• **TASK TO CARRY OUT**
How many lines in the entries below contain "Family"? Answer with the number only.

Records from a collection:
# # # #

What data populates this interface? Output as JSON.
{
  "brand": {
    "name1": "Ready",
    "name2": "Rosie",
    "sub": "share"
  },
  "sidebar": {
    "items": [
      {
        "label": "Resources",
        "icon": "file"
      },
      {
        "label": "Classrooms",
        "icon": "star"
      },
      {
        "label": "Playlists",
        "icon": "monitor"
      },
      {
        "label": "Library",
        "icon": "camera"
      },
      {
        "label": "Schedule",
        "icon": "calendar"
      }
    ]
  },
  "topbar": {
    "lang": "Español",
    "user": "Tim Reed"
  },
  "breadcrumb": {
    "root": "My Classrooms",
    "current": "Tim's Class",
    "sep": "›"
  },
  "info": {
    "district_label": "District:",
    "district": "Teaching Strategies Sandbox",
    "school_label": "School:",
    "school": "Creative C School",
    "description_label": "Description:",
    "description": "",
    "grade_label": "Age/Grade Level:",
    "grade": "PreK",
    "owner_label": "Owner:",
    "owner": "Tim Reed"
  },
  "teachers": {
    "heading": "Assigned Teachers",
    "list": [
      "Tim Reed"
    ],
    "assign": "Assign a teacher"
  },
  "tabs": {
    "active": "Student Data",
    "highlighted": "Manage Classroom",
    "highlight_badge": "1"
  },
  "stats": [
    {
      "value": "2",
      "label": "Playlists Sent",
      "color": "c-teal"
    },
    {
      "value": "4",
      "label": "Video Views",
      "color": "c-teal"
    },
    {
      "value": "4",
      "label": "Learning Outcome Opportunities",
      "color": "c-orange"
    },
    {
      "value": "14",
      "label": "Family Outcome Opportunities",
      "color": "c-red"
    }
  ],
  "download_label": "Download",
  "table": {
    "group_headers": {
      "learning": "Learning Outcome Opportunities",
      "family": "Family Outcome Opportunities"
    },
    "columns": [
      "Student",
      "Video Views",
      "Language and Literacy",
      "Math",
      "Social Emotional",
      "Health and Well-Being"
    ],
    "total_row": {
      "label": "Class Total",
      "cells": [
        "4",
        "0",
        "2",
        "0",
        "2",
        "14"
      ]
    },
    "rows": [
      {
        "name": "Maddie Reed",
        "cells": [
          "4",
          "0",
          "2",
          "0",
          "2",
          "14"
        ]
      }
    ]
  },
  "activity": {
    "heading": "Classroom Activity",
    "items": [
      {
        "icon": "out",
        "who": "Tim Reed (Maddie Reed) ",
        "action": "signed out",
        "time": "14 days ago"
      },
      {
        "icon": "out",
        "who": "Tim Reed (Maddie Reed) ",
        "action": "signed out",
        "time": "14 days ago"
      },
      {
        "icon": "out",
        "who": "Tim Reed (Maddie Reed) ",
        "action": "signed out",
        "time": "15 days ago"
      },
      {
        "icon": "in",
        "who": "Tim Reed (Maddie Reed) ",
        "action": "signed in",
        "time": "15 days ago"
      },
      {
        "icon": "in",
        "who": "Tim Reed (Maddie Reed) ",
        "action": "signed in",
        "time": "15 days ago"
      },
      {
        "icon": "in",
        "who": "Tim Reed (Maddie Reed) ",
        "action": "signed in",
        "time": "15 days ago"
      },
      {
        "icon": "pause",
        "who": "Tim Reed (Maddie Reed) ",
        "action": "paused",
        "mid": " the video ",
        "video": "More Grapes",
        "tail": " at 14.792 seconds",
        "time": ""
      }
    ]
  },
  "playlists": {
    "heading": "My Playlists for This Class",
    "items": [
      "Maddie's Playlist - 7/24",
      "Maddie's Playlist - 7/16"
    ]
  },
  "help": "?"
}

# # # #

• **WRITTEN REPLY**
2